┌────────

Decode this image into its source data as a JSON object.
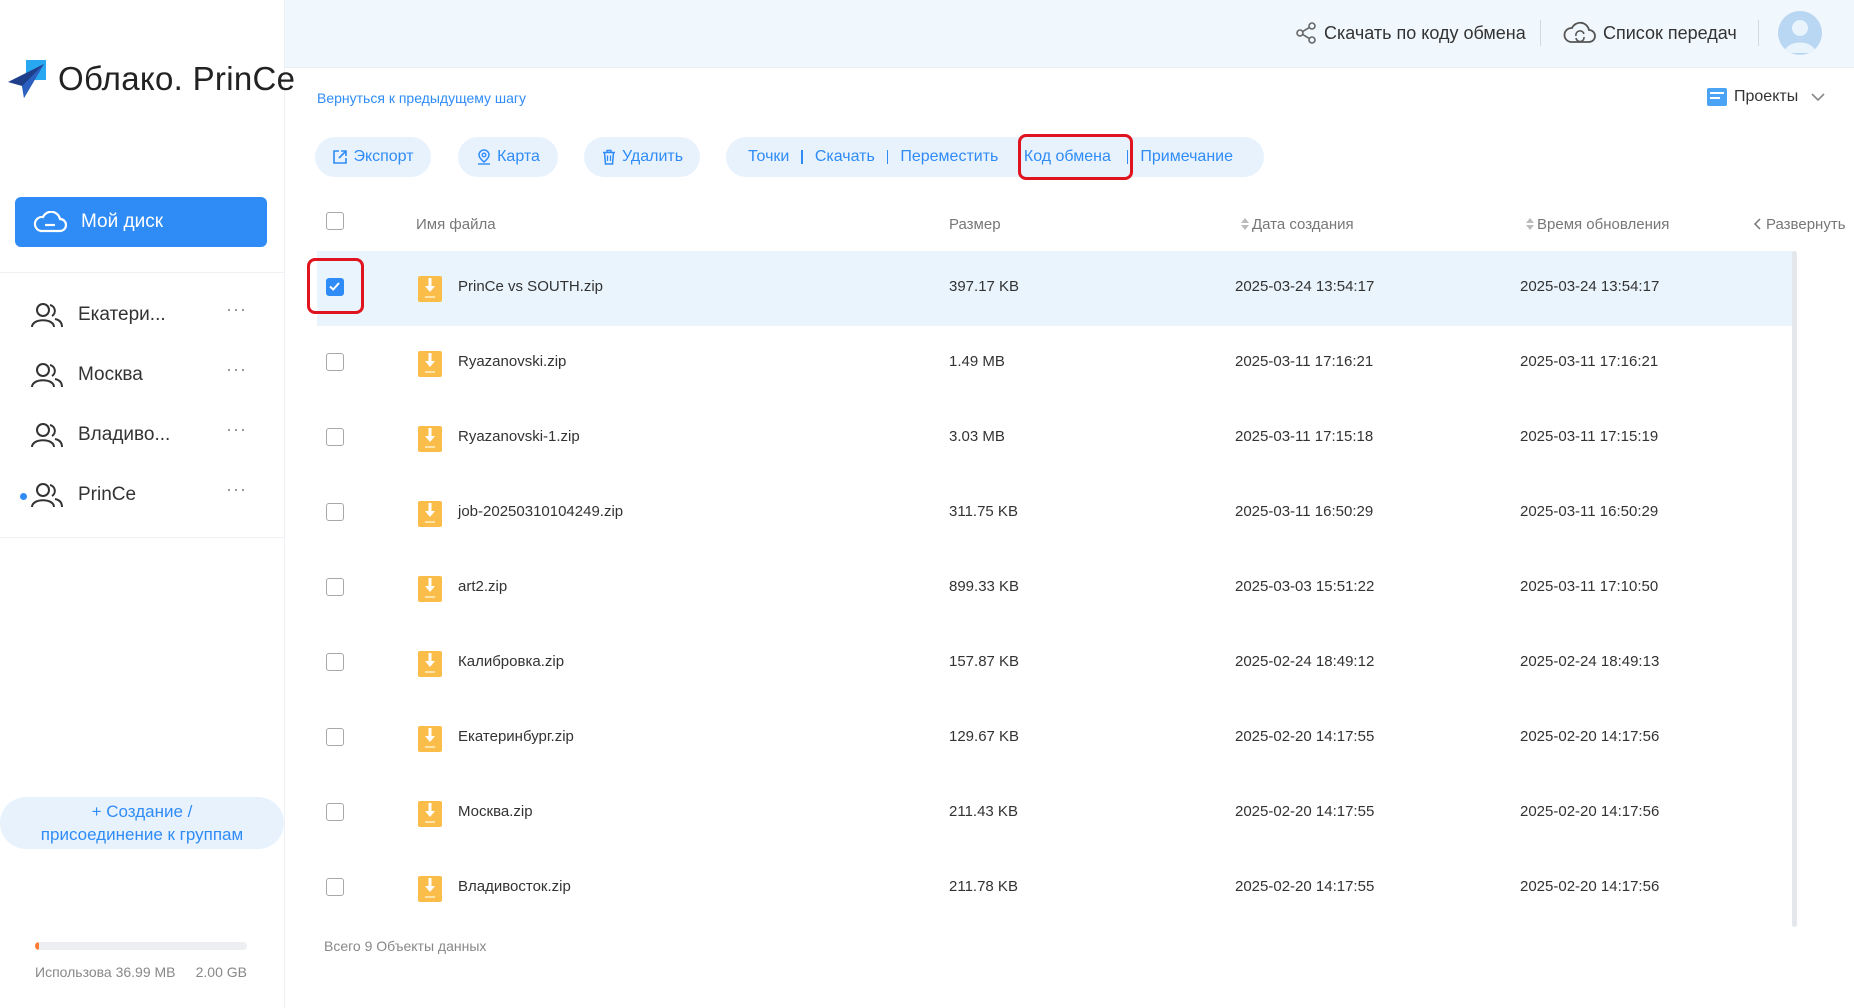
{
  "app": {
    "logo_text": "Облако. PrinCe"
  },
  "sidebar": {
    "my_disk_label": "Мой диск",
    "groups": [
      {
        "label": "Екатери...",
        "more": "···"
      },
      {
        "label": "Москва",
        "more": "···"
      },
      {
        "label": "Владиво...",
        "more": "···"
      },
      {
        "label": "PrinCe",
        "more": "···"
      }
    ],
    "create_line1": "+ Создание /",
    "create_line2": "присоединение к группам",
    "storage": {
      "used_label": "Использова 36.99 MB",
      "total_label": "2.00 GB",
      "used_fraction": 0.018
    }
  },
  "header": {
    "exchange_code_download": "Скачать по коду обмена",
    "transfer_list": "Список передач"
  },
  "nav": {
    "back_link": "Вернуться к предыдущему шагу",
    "projects_label": "Проекты"
  },
  "toolbar": {
    "export_label": "Экспорт",
    "map_label": "Карта",
    "delete_label": "Удалить",
    "points_label": "Точки",
    "download_label": "Скачать",
    "move_label": "Переместить",
    "exchange_code_label": "Код обмена",
    "note_label": "Примечание"
  },
  "table": {
    "columns": {
      "name": "Имя файла",
      "size": "Размер",
      "created": "Дата создания",
      "updated": "Время обновления",
      "expand": "Развернуть"
    },
    "rows": [
      {
        "name": "PrinCe vs SOUTH.zip",
        "size": "397.17 KB",
        "created": "2025-03-24 13:54:17",
        "updated": "2025-03-24 13:54:17",
        "selected": true
      },
      {
        "name": "Ryazanovski.zip",
        "size": "1.49 MB",
        "created": "2025-03-11 17:16:21",
        "updated": "2025-03-11 17:16:21",
        "selected": false
      },
      {
        "name": "Ryazanovski-1.zip",
        "size": "3.03 MB",
        "created": "2025-03-11 17:15:18",
        "updated": "2025-03-11 17:15:19",
        "selected": false
      },
      {
        "name": "job-20250310104249.zip",
        "size": "311.75 KB",
        "created": "2025-03-11 16:50:29",
        "updated": "2025-03-11 16:50:29",
        "selected": false
      },
      {
        "name": "art2.zip",
        "size": "899.33 KB",
        "created": "2025-03-03 15:51:22",
        "updated": "2025-03-11 17:10:50",
        "selected": false
      },
      {
        "name": "Калибровка.zip",
        "size": "157.87 KB",
        "created": "2025-02-24 18:49:12",
        "updated": "2025-02-24 18:49:13",
        "selected": false
      },
      {
        "name": "Екатеринбург.zip",
        "size": "129.67 KB",
        "created": "2025-02-20 14:17:55",
        "updated": "2025-02-20 14:17:56",
        "selected": false
      },
      {
        "name": "Москва.zip",
        "size": "211.43 KB",
        "created": "2025-02-20 14:17:55",
        "updated": "2025-02-20 14:17:56",
        "selected": false
      },
      {
        "name": "Владивосток.zip",
        "size": "211.78 KB",
        "created": "2025-02-20 14:17:55",
        "updated": "2025-02-20 14:17:56",
        "selected": false
      }
    ],
    "footer": "Всего 9 Объекты данных"
  },
  "colors": {
    "accent": "#2f8cf7",
    "highlight": "#e0141e",
    "selected_row": "#e9f4fd",
    "zip_icon": "#fbbd4a"
  },
  "icons": {
    "logo": "paper-plane-logo-icon",
    "my_disk": "cloud-icon",
    "group": "users-icon",
    "exchange": "share-icon",
    "transfer": "cloud-sync-icon",
    "export": "export-icon",
    "map": "map-pin-icon",
    "delete": "trash-icon",
    "projects": "projects-icon",
    "file": "zip-file-icon"
  }
}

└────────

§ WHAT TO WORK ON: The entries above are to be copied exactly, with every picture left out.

§ SOLUTION:
Decode this image into its source data as a JSON object.
{
  "app": {
    "logo_text": "Облако. PrinCe"
  },
  "sidebar": {
    "my_disk_label": "Мой диск",
    "groups": [
      {
        "label": "Екатери...",
        "more": "···"
      },
      {
        "label": "Москва",
        "more": "···"
      },
      {
        "label": "Владиво...",
        "more": "···"
      },
      {
        "label": "PrinCe",
        "more": "···"
      }
    ],
    "create_line1": "+ Создание /",
    "create_line2": "присоединение к группам",
    "storage": {
      "used_label": "Использова 36.99 MB",
      "total_label": "2.00 GB",
      "used_fraction": 0.018
    }
  },
  "header": {
    "exchange_code_download": "Скачать по коду обмена",
    "transfer_list": "Список передач"
  },
  "nav": {
    "back_link": "Вернуться к предыдущему шагу",
    "projects_label": "Проекты"
  },
  "toolbar": {
    "export_label": "Экспорт",
    "map_label": "Карта",
    "delete_label": "Удалить",
    "points_label": "Точки",
    "download_label": "Скачать",
    "move_label": "Переместить",
    "exchange_code_label": "Код обмена",
    "note_label": "Примечание"
  },
  "table": {
    "columns": {
      "name": "Имя файла",
      "size": "Размер",
      "created": "Дата создания",
      "updated": "Время обновления",
      "expand": "Развернуть"
    },
    "rows": [
      {
        "name": "PrinCe vs SOUTH.zip",
        "size": "397.17 KB",
        "created": "2025-03-24 13:54:17",
        "updated": "2025-03-24 13:54:17",
        "selected": true
      },
      {
        "name": "Ryazanovski.zip",
        "size": "1.49 MB",
        "created": "2025-03-11 17:16:21",
        "updated": "2025-03-11 17:16:21",
        "selected": false
      },
      {
        "name": "Ryazanovski-1.zip",
        "size": "3.03 MB",
        "created": "2025-03-11 17:15:18",
        "updated": "2025-03-11 17:15:19",
        "selected": false
      },
      {
        "name": "job-20250310104249.zip",
        "size": "311.75 KB",
        "created": "2025-03-11 16:50:29",
        "updated": "2025-03-11 16:50:29",
        "selected": false
      },
      {
        "name": "art2.zip",
        "size": "899.33 KB",
        "created": "2025-03-03 15:51:22",
        "updated": "2025-03-11 17:10:50",
        "selected": false
      },
      {
        "name": "Калибровка.zip",
        "size": "157.87 KB",
        "created": "2025-02-24 18:49:12",
        "updated": "2025-02-24 18:49:13",
        "selected": false
      },
      {
        "name": "Екатеринбург.zip",
        "size": "129.67 KB",
        "created": "2025-02-20 14:17:55",
        "updated": "2025-02-20 14:17:56",
        "selected": false
      },
      {
        "name": "Москва.zip",
        "size": "211.43 KB",
        "created": "2025-02-20 14:17:55",
        "updated": "2025-02-20 14:17:56",
        "selected": false
      },
      {
        "name": "Владивосток.zip",
        "size": "211.78 KB",
        "created": "2025-02-20 14:17:55",
        "updated": "2025-02-20 14:17:56",
        "selected": false
      }
    ],
    "footer": "Всего 9 Объекты данных"
  },
  "colors": {
    "accent": "#2f8cf7",
    "highlight": "#e0141e",
    "selected_row": "#e9f4fd",
    "zip_icon": "#fbbd4a"
  },
  "icons": {
    "logo": "paper-plane-logo-icon",
    "my_disk": "cloud-icon",
    "group": "users-icon",
    "exchange": "share-icon",
    "transfer": "cloud-sync-icon",
    "export": "export-icon",
    "map": "map-pin-icon",
    "delete": "trash-icon",
    "projects": "projects-icon",
    "file": "zip-file-icon"
  }
}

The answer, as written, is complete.